[WHAT YOU SHOULD DO]
Across the whole listing, copy out every line that includes the string "使用情况百分比".

[Start of Attachment]

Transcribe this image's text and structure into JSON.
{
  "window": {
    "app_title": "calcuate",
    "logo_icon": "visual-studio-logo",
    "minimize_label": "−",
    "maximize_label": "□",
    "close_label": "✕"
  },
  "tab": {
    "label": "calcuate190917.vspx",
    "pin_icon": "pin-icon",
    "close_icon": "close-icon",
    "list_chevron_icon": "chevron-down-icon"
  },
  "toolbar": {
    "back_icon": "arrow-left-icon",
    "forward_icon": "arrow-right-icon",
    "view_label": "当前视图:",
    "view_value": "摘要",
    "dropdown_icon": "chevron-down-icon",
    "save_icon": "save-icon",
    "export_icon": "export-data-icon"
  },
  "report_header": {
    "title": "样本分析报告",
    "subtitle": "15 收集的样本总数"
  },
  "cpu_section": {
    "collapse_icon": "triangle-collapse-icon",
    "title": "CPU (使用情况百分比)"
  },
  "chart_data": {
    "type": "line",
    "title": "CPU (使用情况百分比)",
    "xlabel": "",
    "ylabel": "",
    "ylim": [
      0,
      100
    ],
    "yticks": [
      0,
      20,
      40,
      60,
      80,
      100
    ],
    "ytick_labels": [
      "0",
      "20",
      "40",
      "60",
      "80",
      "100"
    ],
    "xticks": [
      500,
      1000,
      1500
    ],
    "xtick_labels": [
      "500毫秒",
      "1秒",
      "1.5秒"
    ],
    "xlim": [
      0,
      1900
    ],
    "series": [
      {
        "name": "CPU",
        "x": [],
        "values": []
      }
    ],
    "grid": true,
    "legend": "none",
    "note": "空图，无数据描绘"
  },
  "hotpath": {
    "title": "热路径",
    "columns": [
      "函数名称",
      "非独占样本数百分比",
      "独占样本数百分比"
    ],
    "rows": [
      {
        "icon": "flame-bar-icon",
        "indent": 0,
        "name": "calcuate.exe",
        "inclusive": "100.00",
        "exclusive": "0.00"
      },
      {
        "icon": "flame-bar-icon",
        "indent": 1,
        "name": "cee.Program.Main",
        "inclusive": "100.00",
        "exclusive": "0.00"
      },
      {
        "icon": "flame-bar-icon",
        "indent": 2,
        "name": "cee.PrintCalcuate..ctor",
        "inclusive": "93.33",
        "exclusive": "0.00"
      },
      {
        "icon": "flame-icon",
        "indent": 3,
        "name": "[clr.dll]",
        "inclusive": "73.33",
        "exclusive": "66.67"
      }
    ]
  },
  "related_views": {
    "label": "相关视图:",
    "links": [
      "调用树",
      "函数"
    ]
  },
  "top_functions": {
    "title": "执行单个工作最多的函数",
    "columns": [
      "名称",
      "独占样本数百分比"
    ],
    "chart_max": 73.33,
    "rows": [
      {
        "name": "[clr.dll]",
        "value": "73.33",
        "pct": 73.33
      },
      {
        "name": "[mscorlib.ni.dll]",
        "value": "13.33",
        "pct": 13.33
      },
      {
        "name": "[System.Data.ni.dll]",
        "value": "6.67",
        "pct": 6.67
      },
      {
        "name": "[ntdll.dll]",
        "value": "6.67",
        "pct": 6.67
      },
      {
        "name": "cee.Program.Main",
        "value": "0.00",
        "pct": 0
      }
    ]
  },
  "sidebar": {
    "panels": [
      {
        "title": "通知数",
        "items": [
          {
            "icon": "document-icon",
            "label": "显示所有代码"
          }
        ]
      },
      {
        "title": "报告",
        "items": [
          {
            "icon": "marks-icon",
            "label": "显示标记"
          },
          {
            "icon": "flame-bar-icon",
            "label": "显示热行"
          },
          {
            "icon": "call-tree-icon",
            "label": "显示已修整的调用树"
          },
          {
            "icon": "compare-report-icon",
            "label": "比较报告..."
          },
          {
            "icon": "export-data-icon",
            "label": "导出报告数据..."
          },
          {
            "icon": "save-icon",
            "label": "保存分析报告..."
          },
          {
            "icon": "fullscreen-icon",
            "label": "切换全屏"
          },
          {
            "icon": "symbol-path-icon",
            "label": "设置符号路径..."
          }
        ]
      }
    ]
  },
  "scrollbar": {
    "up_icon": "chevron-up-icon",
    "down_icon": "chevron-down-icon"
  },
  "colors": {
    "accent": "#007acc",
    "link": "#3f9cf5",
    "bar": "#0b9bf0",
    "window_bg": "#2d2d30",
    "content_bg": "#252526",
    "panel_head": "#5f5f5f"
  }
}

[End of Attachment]

[EXERCISE OUTPUT]
    "title": "CPU (使用情况百分比)"
    "title": "CPU (使用情况百分比)",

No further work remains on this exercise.